Extracted data entries
-------------------------
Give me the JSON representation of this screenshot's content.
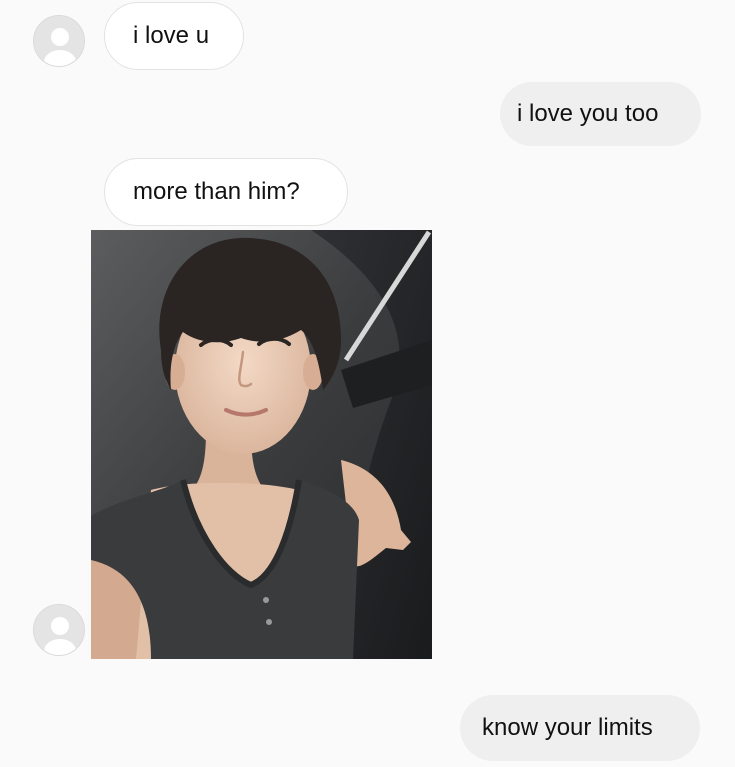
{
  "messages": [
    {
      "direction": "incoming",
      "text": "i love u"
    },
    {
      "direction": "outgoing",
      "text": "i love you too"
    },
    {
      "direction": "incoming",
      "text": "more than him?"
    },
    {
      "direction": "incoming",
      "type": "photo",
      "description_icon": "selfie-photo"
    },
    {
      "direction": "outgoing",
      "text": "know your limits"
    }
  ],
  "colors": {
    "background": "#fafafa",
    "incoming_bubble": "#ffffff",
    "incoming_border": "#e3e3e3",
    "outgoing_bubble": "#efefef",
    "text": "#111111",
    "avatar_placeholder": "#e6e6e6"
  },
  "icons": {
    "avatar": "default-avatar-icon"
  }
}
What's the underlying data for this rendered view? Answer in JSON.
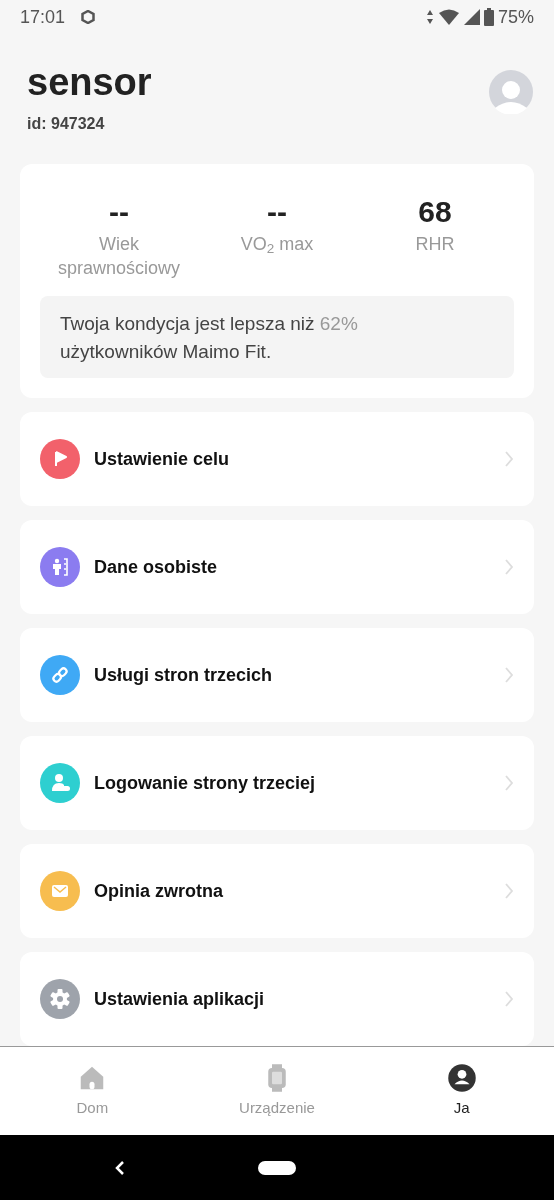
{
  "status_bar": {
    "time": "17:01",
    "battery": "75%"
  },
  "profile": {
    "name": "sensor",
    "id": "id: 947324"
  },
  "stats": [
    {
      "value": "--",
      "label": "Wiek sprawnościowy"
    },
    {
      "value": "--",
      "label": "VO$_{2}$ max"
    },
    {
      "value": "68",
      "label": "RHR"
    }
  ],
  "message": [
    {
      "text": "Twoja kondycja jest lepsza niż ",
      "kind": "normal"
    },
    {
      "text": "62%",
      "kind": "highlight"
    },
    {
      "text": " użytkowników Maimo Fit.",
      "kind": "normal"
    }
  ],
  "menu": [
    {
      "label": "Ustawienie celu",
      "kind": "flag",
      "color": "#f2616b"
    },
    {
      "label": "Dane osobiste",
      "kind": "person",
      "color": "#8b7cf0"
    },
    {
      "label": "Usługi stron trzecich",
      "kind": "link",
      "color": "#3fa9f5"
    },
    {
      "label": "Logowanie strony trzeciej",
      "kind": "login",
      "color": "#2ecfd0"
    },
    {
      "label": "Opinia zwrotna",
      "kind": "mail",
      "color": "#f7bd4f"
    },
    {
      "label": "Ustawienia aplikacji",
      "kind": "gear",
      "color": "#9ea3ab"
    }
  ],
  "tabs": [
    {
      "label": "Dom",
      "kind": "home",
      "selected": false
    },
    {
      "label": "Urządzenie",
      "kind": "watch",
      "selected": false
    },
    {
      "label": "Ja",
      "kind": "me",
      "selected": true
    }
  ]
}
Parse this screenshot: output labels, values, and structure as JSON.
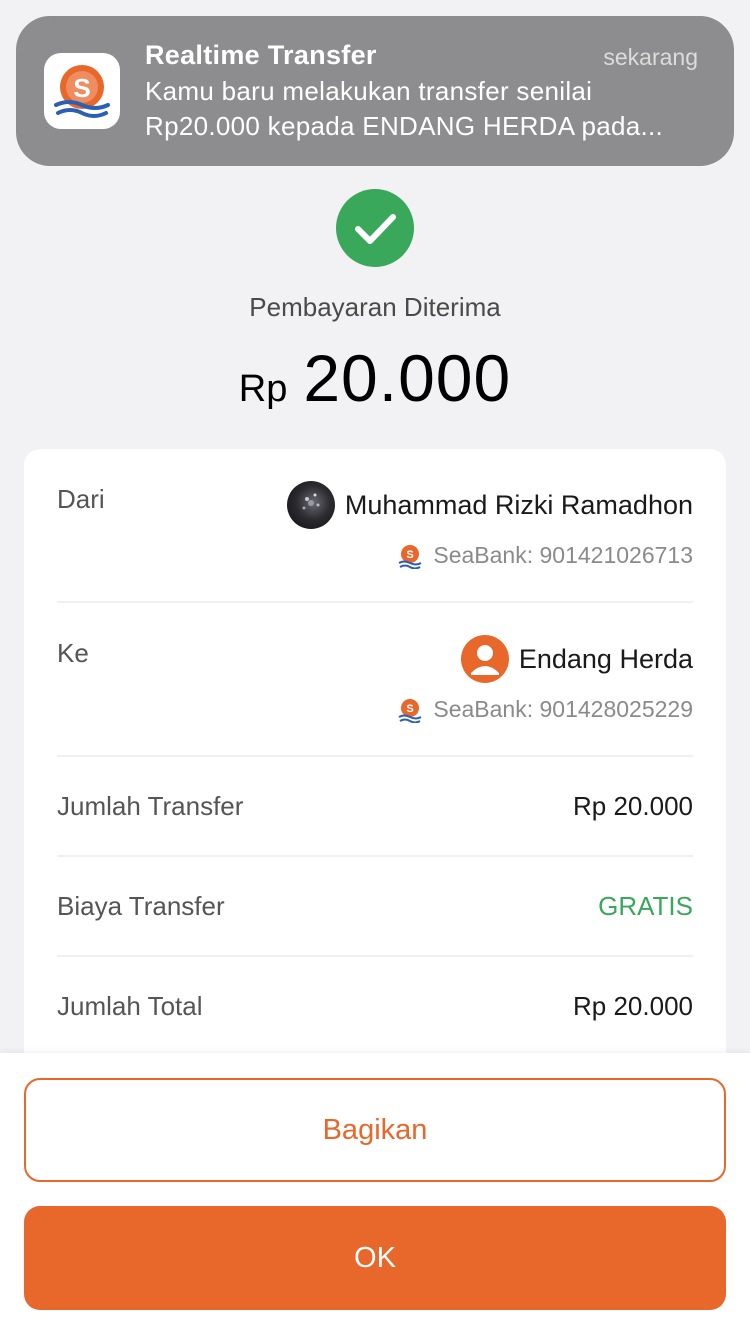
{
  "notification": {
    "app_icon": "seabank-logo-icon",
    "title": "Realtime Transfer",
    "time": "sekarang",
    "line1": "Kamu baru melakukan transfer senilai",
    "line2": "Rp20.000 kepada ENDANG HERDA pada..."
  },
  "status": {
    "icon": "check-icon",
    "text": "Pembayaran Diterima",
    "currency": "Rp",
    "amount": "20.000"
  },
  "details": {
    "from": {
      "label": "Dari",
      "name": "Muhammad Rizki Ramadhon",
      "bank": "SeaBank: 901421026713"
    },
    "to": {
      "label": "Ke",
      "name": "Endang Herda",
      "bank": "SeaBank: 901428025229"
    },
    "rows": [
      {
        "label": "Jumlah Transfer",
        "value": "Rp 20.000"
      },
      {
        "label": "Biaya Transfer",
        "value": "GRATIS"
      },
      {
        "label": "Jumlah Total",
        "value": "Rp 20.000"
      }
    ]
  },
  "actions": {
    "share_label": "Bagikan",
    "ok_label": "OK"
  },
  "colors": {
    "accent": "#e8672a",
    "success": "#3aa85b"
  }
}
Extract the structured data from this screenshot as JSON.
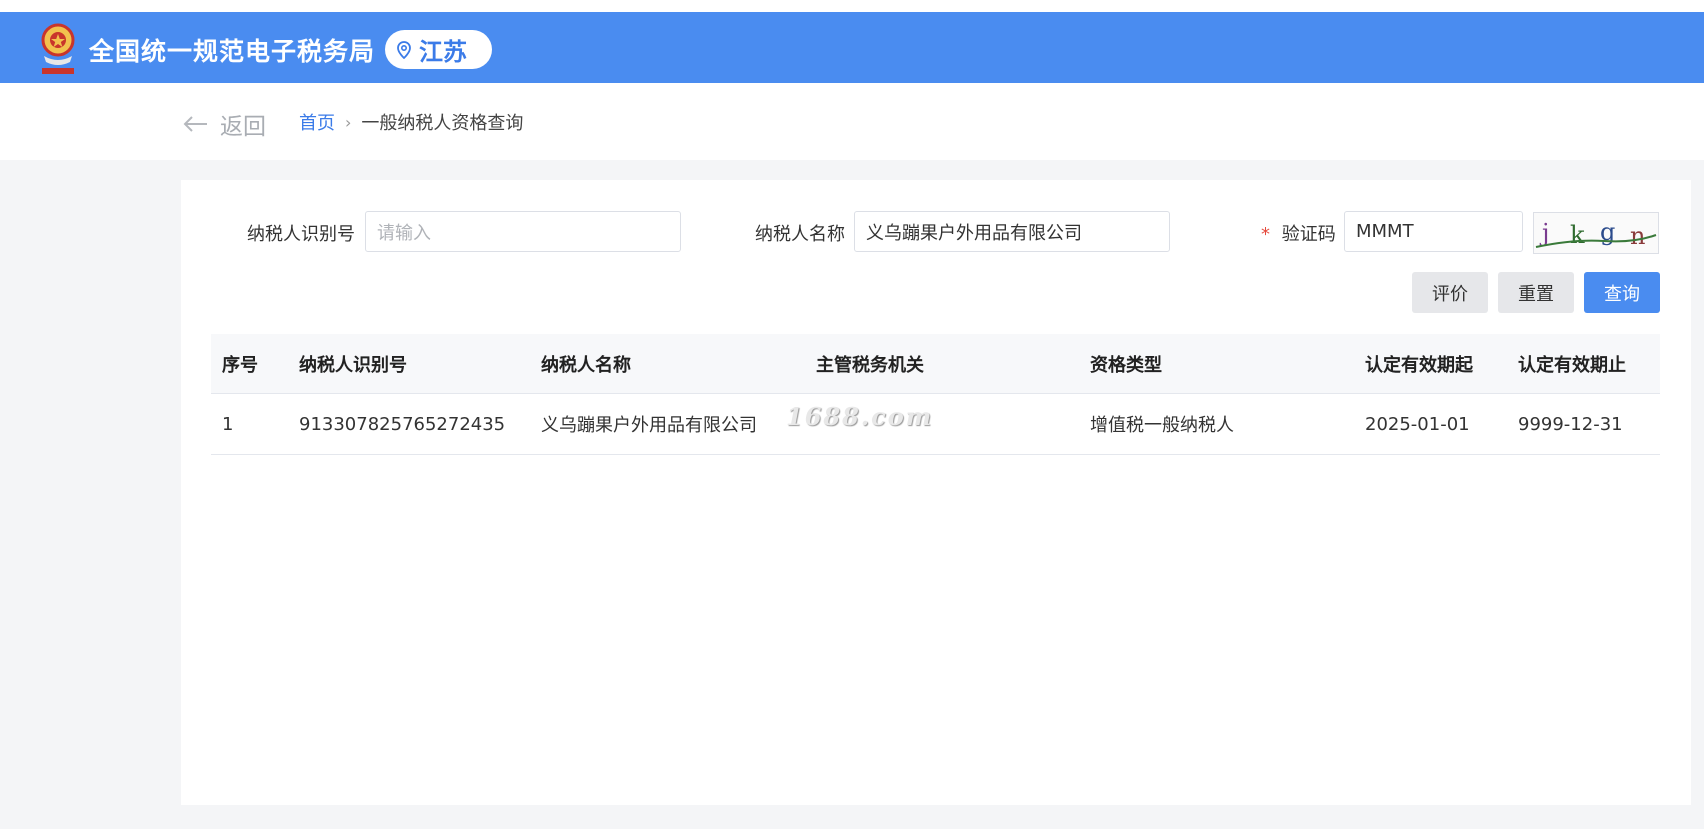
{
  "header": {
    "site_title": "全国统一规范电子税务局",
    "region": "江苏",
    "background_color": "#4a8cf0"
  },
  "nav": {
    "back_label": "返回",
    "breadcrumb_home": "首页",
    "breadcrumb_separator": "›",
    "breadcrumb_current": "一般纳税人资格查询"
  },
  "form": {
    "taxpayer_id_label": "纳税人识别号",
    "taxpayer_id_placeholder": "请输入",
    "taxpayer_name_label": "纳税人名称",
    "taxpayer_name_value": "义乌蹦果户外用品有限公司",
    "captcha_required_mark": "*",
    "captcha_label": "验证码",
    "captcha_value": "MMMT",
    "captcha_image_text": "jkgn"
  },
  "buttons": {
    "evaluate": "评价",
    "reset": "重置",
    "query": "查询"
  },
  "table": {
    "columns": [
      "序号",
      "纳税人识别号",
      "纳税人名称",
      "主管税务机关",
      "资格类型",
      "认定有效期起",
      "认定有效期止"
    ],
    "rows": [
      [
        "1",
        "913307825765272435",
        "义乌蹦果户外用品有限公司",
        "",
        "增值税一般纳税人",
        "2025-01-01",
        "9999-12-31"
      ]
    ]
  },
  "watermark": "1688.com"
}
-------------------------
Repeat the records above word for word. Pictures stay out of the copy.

### YOUR RESPONSE
Give me the JSON representation of this screenshot's content.
{
  "messages": [
    {
      "direction": "incoming",
      "text": "i love u"
    },
    {
      "direction": "outgoing",
      "text": "i love you too"
    },
    {
      "direction": "incoming",
      "text": "more than him?"
    },
    {
      "direction": "incoming",
      "type": "photo",
      "description_icon": "selfie-photo"
    },
    {
      "direction": "outgoing",
      "text": "know your limits"
    }
  ],
  "colors": {
    "background": "#fafafa",
    "incoming_bubble": "#ffffff",
    "incoming_border": "#e3e3e3",
    "outgoing_bubble": "#efefef",
    "text": "#111111",
    "avatar_placeholder": "#e6e6e6"
  },
  "icons": {
    "avatar": "default-avatar-icon"
  }
}
What's the underlying data for this rendered view? Answer in JSON.
{
  "status_bar": {
    "time": "17:01",
    "battery": "75%"
  },
  "profile": {
    "name": "sensor",
    "id": "id: 947324"
  },
  "stats": [
    {
      "value": "--",
      "label": "Wiek sprawnościowy"
    },
    {
      "value": "--",
      "label": "VO$_{2}$ max"
    },
    {
      "value": "68",
      "label": "RHR"
    }
  ],
  "message": [
    {
      "text": "Twoja kondycja jest lepsza niż ",
      "kind": "normal"
    },
    {
      "text": "62%",
      "kind": "highlight"
    },
    {
      "text": " użytkowników Maimo Fit.",
      "kind": "normal"
    }
  ],
  "menu": [
    {
      "label": "Ustawienie celu",
      "kind": "flag",
      "color": "#f2616b"
    },
    {
      "label": "Dane osobiste",
      "kind": "person",
      "color": "#8b7cf0"
    },
    {
      "label": "Usługi stron trzecich",
      "kind": "link",
      "color": "#3fa9f5"
    },
    {
      "label": "Logowanie strony trzeciej",
      "kind": "login",
      "color": "#2ecfd0"
    },
    {
      "label": "Opinia zwrotna",
      "kind": "mail",
      "color": "#f7bd4f"
    },
    {
      "label": "Ustawienia aplikacji",
      "kind": "gear",
      "color": "#9ea3ab"
    }
  ],
  "tabs": [
    {
      "label": "Dom",
      "kind": "home",
      "selected": false
    },
    {
      "label": "Urządzenie",
      "kind": "watch",
      "selected": false
    },
    {
      "label": "Ja",
      "kind": "me",
      "selected": true
    }
  ]
}
Parse this screenshot: output labels, values, and structure as JSON.
{
  "notification": {
    "app_icon": "seabank-logo-icon",
    "title": "Realtime Transfer",
    "time": "sekarang",
    "line1": "Kamu baru melakukan transfer senilai",
    "line2": "Rp20.000 kepada ENDANG HERDA pada..."
  },
  "status": {
    "icon": "check-icon",
    "text": "Pembayaran Diterima",
    "currency": "Rp",
    "amount": "20.000"
  },
  "details": {
    "from": {
      "label": "Dari",
      "name": "Muhammad Rizki Ramadhon",
      "bank": "SeaBank: 901421026713"
    },
    "to": {
      "label": "Ke",
      "name": "Endang Herda",
      "bank": "SeaBank: 901428025229"
    },
    "rows": [
      {
        "label": "Jumlah Transfer",
        "value": "Rp 20.000"
      },
      {
        "label": "Biaya Transfer",
        "value": "GRATIS"
      },
      {
        "label": "Jumlah Total",
        "value": "Rp 20.000"
      }
    ]
  },
  "actions": {
    "share_label": "Bagikan",
    "ok_label": "OK"
  },
  "colors": {
    "accent": "#e8672a",
    "success": "#3aa85b"
  }
}
Extract the structured data from this screenshot as JSON.
{
  "header": {
    "site_title": "全国统一规范电子税务局",
    "region": "江苏",
    "background_color": "#4a8cf0"
  },
  "nav": {
    "back_label": "返回",
    "breadcrumb_home": "首页",
    "breadcrumb_separator": "›",
    "breadcrumb_current": "一般纳税人资格查询"
  },
  "form": {
    "taxpayer_id_label": "纳税人识别号",
    "taxpayer_id_placeholder": "请输入",
    "taxpayer_name_label": "纳税人名称",
    "taxpayer_name_value": "义乌蹦果户外用品有限公司",
    "captcha_required_mark": "*",
    "captcha_label": "验证码",
    "captcha_value": "MMMT",
    "captcha_image_text": "jkgn"
  },
  "buttons": {
    "evaluate": "评价",
    "reset": "重置",
    "query": "查询"
  },
  "table": {
    "columns": [
      "序号",
      "纳税人识别号",
      "纳税人名称",
      "主管税务机关",
      "资格类型",
      "认定有效期起",
      "认定有效期止"
    ],
    "rows": [
      [
        "1",
        "913307825765272435",
        "义乌蹦果户外用品有限公司",
        "",
        "增值税一般纳税人",
        "2025-01-01",
        "9999-12-31"
      ]
    ]
  },
  "watermark": "1688.com"
}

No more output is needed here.